### PROBLEM STATEMENT
If a line of the data below holds the word "title", list it.

#### LISTED RECORDS ####

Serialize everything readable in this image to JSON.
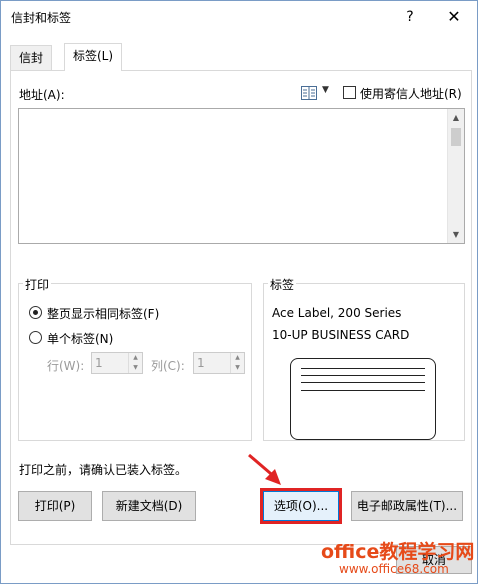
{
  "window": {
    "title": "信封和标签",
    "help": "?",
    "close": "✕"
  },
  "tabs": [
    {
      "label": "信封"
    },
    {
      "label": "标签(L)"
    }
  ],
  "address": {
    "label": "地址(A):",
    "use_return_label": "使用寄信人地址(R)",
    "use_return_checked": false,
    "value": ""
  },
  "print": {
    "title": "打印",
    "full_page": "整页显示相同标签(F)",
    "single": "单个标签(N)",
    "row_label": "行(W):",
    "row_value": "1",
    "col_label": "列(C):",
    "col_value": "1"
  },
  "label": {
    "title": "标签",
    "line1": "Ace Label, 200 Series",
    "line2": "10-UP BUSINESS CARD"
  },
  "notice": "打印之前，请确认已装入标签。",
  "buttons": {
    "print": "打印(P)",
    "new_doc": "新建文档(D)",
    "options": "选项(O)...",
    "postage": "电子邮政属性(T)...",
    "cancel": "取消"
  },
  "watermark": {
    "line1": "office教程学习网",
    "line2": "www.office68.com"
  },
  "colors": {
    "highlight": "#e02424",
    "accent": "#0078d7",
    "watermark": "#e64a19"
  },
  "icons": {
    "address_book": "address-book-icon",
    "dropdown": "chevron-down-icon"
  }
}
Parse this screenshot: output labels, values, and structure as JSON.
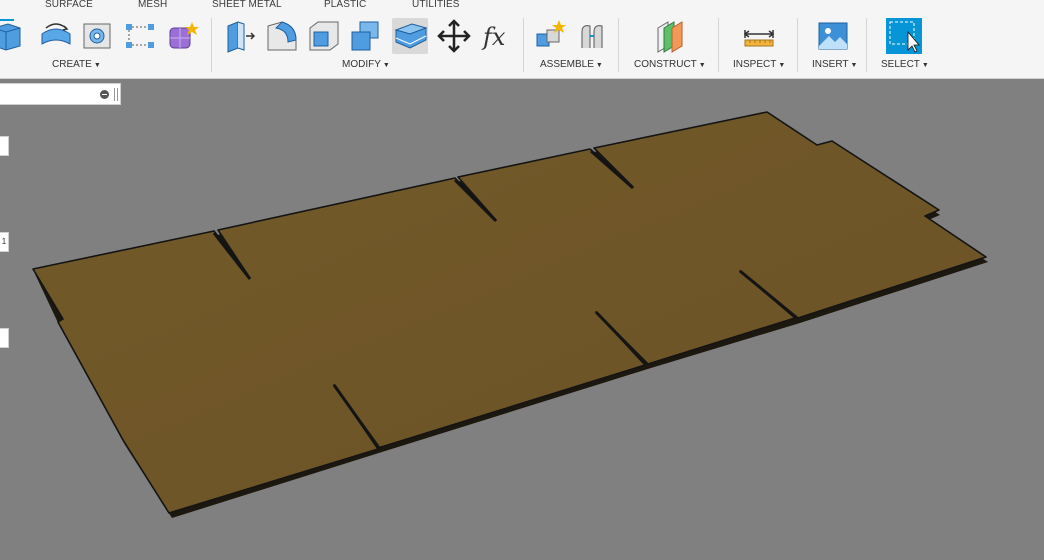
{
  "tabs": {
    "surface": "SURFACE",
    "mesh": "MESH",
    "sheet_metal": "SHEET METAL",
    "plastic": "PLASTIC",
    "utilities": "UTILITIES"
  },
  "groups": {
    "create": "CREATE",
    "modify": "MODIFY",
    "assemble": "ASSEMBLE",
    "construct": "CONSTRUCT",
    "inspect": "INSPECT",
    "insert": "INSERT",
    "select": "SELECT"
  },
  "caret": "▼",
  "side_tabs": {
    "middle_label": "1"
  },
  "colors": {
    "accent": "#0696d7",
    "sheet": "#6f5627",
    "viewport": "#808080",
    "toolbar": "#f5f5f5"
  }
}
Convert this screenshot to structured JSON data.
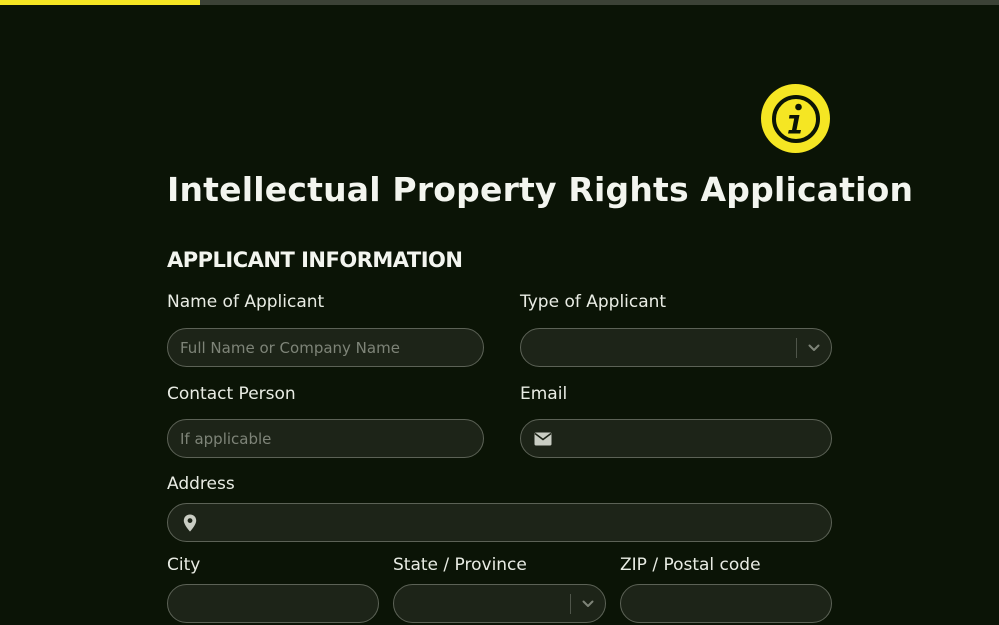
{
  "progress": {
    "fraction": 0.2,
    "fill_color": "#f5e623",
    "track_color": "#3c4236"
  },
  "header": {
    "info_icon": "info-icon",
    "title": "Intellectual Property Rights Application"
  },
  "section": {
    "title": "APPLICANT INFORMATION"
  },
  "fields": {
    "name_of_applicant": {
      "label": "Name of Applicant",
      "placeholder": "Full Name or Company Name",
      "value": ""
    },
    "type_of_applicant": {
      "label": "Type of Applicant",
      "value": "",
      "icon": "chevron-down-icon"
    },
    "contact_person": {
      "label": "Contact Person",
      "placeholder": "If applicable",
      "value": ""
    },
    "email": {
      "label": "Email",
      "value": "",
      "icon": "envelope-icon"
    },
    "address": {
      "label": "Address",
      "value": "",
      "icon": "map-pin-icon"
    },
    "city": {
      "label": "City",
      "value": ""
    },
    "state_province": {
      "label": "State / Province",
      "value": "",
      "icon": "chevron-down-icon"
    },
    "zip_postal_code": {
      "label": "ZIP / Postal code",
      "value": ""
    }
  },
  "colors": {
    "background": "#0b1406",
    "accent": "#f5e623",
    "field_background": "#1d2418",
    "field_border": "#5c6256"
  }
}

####
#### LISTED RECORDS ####

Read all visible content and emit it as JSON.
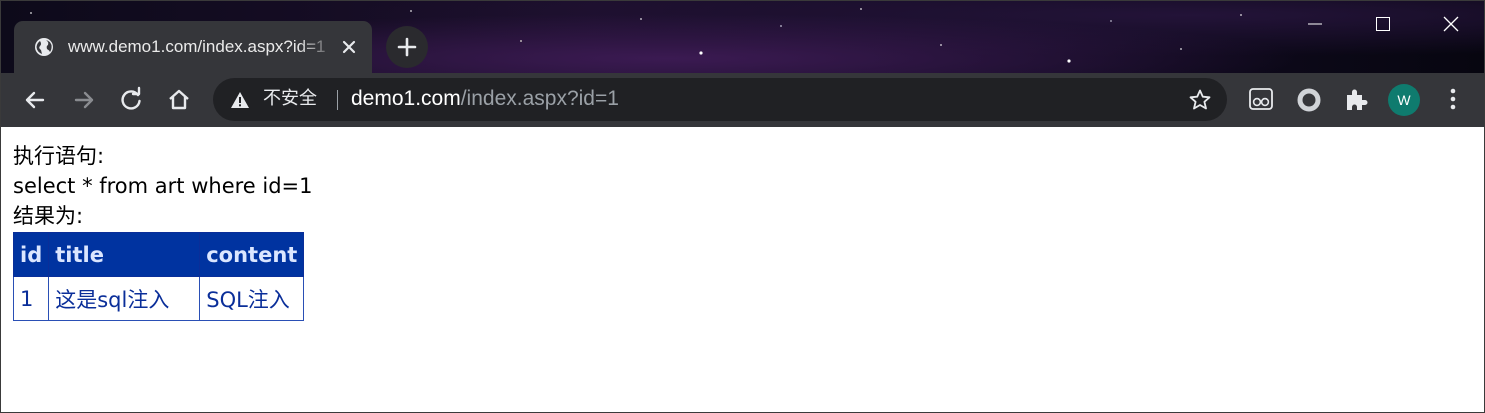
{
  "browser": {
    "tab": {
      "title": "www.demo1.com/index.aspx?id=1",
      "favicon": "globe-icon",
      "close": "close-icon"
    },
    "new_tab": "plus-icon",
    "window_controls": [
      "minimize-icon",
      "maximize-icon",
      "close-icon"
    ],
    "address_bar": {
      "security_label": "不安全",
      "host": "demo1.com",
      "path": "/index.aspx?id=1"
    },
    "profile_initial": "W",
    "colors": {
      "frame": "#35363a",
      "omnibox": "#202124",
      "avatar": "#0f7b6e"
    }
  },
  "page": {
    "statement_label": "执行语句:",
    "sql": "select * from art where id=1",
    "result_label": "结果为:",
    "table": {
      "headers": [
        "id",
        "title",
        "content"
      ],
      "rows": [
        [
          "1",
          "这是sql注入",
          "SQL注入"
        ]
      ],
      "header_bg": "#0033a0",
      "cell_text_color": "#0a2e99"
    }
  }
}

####

### RESULT OF THE TASK
    "title": "信封和标签",
    "title": "打印",
    "title": "标签",
    "title": "Intellectual Property Rights Application"
    "title": "APPLICANT INFORMATION"
      "title": "www.demo1.com/index.aspx?id=1",
        "title",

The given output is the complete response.